The problem: Please look for the string "email" below and report every line in which it occurs.

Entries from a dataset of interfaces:

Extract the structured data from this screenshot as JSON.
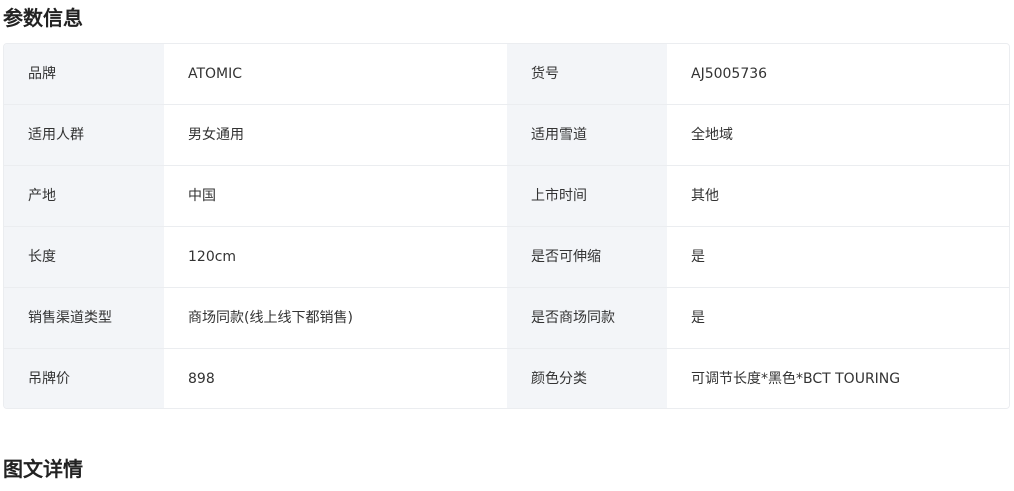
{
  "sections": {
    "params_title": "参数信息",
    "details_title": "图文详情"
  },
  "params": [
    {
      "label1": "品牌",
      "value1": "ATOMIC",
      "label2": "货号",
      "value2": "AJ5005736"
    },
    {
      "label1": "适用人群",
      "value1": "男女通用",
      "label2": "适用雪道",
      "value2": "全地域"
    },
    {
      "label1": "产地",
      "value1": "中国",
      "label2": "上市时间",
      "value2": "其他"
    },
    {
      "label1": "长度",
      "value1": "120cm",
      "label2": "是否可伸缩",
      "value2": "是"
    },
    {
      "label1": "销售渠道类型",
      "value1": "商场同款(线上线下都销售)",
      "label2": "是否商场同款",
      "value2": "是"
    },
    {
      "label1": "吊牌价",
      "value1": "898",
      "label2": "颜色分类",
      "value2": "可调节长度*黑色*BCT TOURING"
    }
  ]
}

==

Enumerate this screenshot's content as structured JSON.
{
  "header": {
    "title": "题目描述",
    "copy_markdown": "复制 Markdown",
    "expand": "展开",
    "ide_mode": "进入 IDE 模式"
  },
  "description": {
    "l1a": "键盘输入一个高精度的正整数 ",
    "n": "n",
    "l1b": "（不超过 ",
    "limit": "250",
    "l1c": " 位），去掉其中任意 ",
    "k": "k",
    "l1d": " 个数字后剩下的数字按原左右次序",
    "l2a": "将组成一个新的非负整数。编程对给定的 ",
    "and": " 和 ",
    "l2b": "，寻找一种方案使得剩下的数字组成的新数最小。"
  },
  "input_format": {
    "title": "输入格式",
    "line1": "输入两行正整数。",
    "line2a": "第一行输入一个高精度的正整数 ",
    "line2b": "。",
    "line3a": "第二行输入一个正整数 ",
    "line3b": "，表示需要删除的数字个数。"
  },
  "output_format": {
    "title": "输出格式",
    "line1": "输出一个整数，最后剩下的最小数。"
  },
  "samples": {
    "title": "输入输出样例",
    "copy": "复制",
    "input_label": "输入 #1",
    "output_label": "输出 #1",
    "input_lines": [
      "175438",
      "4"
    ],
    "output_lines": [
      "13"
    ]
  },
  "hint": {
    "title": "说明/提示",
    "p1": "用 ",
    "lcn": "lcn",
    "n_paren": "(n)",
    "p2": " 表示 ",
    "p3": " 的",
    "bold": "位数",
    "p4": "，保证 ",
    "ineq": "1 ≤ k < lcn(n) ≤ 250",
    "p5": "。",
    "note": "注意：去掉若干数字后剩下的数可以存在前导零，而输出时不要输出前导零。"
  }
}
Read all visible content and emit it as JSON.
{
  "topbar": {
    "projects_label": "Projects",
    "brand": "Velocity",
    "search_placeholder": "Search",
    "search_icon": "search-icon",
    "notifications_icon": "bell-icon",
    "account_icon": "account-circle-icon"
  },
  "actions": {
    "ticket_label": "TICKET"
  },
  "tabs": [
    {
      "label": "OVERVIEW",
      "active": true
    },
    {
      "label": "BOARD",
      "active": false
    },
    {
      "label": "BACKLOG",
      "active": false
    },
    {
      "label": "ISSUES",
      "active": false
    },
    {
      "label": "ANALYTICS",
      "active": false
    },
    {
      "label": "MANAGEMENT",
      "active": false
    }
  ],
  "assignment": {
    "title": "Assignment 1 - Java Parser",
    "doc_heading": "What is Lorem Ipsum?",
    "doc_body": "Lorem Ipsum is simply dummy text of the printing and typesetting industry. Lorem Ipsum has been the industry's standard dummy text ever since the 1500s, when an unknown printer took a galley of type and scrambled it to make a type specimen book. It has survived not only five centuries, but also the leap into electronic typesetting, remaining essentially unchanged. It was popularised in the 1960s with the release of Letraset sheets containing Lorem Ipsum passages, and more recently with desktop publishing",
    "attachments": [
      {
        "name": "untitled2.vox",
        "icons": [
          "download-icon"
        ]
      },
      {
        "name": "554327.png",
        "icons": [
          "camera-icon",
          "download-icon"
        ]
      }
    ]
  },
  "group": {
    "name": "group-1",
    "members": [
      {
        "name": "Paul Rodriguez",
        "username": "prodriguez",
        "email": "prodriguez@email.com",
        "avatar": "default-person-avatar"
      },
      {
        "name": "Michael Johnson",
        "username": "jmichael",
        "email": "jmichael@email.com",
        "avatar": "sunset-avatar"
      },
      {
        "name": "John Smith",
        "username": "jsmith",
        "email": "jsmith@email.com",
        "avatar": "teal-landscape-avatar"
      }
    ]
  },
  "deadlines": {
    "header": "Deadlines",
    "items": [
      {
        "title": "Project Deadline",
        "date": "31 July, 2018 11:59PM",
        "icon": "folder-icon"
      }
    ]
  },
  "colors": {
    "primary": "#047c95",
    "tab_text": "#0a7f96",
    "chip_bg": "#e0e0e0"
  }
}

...

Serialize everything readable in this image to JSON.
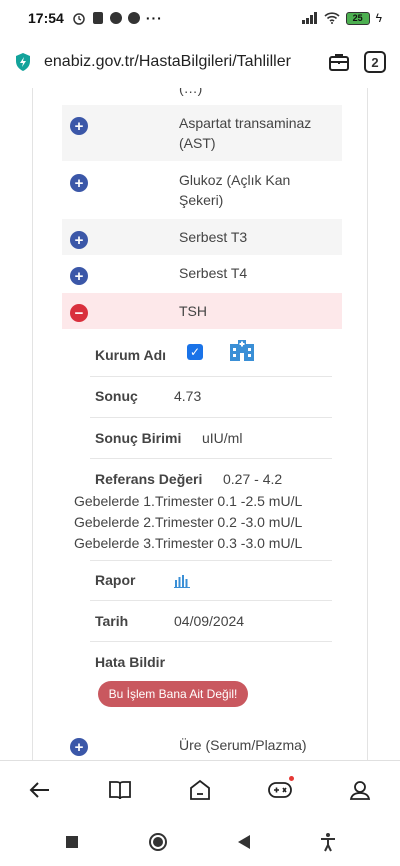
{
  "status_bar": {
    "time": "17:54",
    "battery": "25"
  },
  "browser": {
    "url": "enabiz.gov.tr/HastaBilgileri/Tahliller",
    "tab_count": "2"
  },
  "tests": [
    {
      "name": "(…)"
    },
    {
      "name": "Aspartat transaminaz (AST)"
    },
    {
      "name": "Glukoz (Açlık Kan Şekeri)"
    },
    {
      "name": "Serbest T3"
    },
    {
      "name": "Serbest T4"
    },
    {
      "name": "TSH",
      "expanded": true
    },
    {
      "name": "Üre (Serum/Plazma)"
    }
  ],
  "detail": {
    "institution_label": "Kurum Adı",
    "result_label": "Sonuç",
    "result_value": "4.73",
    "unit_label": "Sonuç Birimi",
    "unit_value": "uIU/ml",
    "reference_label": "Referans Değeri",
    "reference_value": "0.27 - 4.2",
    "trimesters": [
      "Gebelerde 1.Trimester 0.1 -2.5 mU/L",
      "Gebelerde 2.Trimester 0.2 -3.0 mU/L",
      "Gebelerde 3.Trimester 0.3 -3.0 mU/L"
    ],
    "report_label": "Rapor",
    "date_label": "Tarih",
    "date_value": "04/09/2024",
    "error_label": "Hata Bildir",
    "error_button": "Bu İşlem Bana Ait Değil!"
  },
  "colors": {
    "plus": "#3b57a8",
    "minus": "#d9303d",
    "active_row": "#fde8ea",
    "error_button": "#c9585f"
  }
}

Answer to this task:
        "email": "prodriguez@email.com",
        "email": "jmichael@email.com",
        "email": "jsmith@email.com",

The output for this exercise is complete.